| WORK TO COMPLETE |
Can you find the lines of the listing that include "Definitions" and copy every one?

'''

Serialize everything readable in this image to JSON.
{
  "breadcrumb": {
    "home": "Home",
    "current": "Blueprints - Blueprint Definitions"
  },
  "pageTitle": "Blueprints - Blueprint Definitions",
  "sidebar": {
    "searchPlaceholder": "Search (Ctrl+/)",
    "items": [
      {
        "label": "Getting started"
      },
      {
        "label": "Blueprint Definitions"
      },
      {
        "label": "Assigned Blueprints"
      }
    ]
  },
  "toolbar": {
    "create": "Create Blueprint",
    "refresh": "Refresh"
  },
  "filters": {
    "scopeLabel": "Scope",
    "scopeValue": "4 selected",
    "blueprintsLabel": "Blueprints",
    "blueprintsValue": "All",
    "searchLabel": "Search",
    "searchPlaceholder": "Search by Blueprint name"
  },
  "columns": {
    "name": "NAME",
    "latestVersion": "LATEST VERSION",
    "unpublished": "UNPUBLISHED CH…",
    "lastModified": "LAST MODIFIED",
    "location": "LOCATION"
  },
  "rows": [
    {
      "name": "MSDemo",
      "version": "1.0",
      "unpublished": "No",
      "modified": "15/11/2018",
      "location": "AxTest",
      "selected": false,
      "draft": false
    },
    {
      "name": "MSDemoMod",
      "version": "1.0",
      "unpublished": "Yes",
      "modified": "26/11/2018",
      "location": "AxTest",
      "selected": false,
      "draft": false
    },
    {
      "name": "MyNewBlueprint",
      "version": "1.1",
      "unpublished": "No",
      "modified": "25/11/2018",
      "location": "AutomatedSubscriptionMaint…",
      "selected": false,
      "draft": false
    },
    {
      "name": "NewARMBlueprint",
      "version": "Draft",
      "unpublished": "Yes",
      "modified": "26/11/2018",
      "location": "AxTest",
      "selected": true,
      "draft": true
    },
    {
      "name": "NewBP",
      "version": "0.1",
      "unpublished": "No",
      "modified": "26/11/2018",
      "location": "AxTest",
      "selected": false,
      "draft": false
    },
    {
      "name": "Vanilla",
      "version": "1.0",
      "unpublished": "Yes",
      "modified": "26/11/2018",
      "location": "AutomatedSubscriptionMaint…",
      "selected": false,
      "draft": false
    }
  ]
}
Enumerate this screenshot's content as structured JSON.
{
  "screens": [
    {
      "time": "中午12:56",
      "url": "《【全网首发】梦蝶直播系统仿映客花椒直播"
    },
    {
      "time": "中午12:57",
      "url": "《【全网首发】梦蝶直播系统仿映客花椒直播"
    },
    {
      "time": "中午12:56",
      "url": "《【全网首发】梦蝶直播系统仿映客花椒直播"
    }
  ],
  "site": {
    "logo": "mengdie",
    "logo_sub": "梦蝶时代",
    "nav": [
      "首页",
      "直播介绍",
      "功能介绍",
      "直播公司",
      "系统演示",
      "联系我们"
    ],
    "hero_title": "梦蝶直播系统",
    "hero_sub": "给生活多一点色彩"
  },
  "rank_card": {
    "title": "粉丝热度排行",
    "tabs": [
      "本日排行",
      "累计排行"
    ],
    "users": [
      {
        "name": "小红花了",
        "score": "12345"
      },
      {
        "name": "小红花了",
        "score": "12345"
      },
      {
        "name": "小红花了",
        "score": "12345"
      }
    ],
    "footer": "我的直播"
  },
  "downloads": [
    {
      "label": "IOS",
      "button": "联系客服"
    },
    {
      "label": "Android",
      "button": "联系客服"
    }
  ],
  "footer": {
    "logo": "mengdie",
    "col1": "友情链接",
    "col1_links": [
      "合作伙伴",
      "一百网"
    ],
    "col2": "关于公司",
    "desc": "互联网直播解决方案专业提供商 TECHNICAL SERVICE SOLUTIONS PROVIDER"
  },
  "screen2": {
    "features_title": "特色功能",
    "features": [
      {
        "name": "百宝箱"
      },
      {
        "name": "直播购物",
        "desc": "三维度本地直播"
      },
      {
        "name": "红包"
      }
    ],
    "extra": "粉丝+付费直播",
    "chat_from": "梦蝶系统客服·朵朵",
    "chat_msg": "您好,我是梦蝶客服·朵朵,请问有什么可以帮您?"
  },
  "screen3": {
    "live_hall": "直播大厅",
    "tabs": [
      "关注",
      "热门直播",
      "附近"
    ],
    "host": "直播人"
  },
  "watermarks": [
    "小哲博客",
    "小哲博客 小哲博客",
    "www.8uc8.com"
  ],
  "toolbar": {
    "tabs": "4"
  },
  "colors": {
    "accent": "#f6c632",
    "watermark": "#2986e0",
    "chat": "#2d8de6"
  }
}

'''

| YOUR RESPONSE |
    "current": "Blueprints - Blueprint Definitions"
  "pageTitle": "Blueprints - Blueprint Definitions",
        "label": "Blueprint Definitions"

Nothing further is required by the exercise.